▶ _Exercise_: Every line containing the word "selected" is to be copied from the data below.

▶ _Records shown_:
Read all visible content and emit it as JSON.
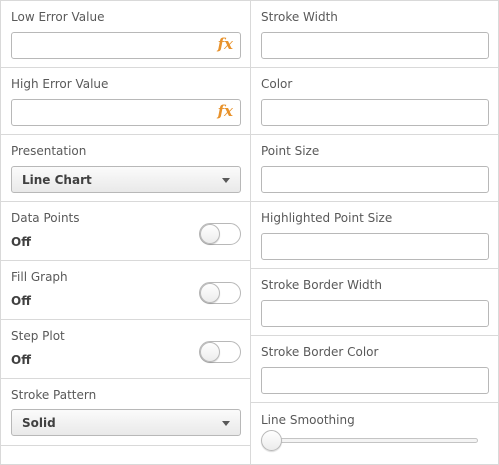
{
  "left": {
    "low_error": {
      "label": "Low Error Value",
      "value": "",
      "fx_icon": "fx"
    },
    "high_error": {
      "label": "High Error Value",
      "value": "",
      "fx_icon": "fx"
    },
    "presentation": {
      "label": "Presentation",
      "selected": "Line Chart"
    },
    "data_points": {
      "label": "Data Points",
      "state": "Off",
      "on": false
    },
    "fill_graph": {
      "label": "Fill Graph",
      "state": "Off",
      "on": false
    },
    "step_plot": {
      "label": "Step Plot",
      "state": "Off",
      "on": false
    },
    "stroke_pattern": {
      "label": "Stroke Pattern",
      "selected": "Solid"
    }
  },
  "right": {
    "stroke_width": {
      "label": "Stroke Width",
      "value": ""
    },
    "color": {
      "label": "Color",
      "value": ""
    },
    "point_size": {
      "label": "Point Size",
      "value": ""
    },
    "highlighted_point_size": {
      "label": "Highlighted Point Size",
      "value": ""
    },
    "stroke_border_width": {
      "label": "Stroke Border Width",
      "value": ""
    },
    "stroke_border_color": {
      "label": "Stroke Border Color",
      "value": ""
    },
    "line_smoothing": {
      "label": "Line Smoothing",
      "value": 0
    }
  },
  "colors": {
    "fx_accent": "#e8922b",
    "border": "#d9d9d9",
    "label": "#595959"
  }
}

▶ _Problem solution_:
      "selected": "Line Chart"
      "selected": "Solid"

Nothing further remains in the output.